IV. Shakespeare uses flowers almost as characters in his work.
In his time, everyone understood the symbolism of various flowers. In Hamlet, Ophelia, driven to insanity, hands out herbs and flowers with special meanings in her famous “mad” scene.
“Rosemary is particularly associated with remembrance of the dead, and pansies get their name from pensées, the French for thoughts. Fennel represents marital infidelity and columbine flattery or insincerity. Rue, also known as herb of grace, is very bitter and stands for regret, repentance and sorrow. Daisies are a symbol of innocence and the violets, now withered mean faithfulness,” according to the Royal Horticultural Society’s online information page on flowers in Shakespeare.
V. The garden is more than a garden.
Garden images appear throughout Shakespeare’s plays. The garden represents the state, and the gardener is a king or God figure.
In Richard II, Shakespeare places a key scene in a garden, a kingdom ruled with care by the Gardener, in contrast to the corrupt King Richard’s rule of the land.
One of the Gardener’s men asks why they should:
“Keep law and form and due proportion . . .
When our sea-walled garden, the whole land,
Is full of weeds, her fairest flowers choked up,
Her fruit trees all unpruned, her hedges ruined,
Her knots disordered, and her wholesome herbs
Swarming with caterpillars?”
The Gardener acknowledges:
“O, what pity is it?
That he hath not so trimmed and dressed his land
As we this garden!”
(Richard II, Act III, Scene 4)
Finally, from A Midsummer Night’s Dream comes one of the most evocative passages in all of Shakespeare:
“I know a bank where the wild thyme blows,
Where oxlips and the nodding violet grows,
Quite over-canopied with luscious woodbine,
With sweet musk-roses and with eglantine.
There sleeps Titania sometime of the night,
Lull’d in these flowers with dances and delight.”
(A Midsummer Night’s Dream, Act II, Scene 1)
May we all celebrate Shakespeare’s birthday with our own dances and delight!
- Ellacombe, Henry Nicholson. 1878. The Plant-Lore and Garden-Craft of Shakespeare. Exeter: (s.n.).
- French, Esther. 2016. “The Elizabethan Garden: 11 Plants Shakespeare Would Have Known Well.” Folger Shakespeare Library. https://shakespeareandbeyond.folger.edu/2016/05/31/elizabethan-garden-plants-shakespeare/
- Garber, Marjorie. 2004. Shakespeare After All. New York: Pantheon.
- Royal Horticultural Society. “Flowers in Shakespeare’s Plays.” https://schoolgardening.rhs.org.uk/Resources/Info-Sheet/Flowers-in-Shakespeare-s-Plays
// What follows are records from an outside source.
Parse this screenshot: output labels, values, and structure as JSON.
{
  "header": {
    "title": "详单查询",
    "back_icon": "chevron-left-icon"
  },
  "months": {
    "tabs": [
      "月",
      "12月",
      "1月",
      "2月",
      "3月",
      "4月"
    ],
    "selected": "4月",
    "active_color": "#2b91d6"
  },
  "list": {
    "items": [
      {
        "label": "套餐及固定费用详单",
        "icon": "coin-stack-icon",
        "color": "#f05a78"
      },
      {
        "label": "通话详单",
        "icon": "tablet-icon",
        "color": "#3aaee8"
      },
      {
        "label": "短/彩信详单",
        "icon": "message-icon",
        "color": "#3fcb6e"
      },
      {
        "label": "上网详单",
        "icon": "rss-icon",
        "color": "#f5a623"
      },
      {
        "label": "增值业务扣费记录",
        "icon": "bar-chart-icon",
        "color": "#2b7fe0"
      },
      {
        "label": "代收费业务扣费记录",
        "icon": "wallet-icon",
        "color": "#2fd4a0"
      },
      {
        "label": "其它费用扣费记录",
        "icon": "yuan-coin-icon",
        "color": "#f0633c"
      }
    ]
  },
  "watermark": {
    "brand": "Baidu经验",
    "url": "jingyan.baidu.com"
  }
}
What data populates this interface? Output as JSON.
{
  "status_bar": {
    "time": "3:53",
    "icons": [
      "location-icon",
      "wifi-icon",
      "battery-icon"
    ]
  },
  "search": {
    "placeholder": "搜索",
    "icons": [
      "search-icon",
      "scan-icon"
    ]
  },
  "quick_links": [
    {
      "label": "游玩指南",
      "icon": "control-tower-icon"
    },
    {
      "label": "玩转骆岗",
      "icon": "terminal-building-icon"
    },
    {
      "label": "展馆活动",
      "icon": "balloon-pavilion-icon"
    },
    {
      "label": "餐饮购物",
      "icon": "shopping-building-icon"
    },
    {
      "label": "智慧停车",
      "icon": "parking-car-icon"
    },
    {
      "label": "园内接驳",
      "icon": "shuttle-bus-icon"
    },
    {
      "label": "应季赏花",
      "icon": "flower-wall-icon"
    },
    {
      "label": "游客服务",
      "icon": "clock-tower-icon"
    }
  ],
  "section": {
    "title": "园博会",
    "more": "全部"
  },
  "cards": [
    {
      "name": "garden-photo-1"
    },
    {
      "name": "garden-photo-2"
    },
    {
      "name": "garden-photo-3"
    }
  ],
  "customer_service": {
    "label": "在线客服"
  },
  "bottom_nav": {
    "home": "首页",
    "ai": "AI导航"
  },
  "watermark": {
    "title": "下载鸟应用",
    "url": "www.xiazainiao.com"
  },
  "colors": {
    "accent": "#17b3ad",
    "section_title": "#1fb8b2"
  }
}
- Seattle University. “William Shakespeare Garden Plant List.” https://www.seattleu.edu/media/grounds-and-landscaping/campus-gardens/Shakespeare-Garden-Plant-List.pdf
- Willes, Margaret. 2015. A Shakespearean Botanical. Oxford: Bodleian Library, University of Oxford.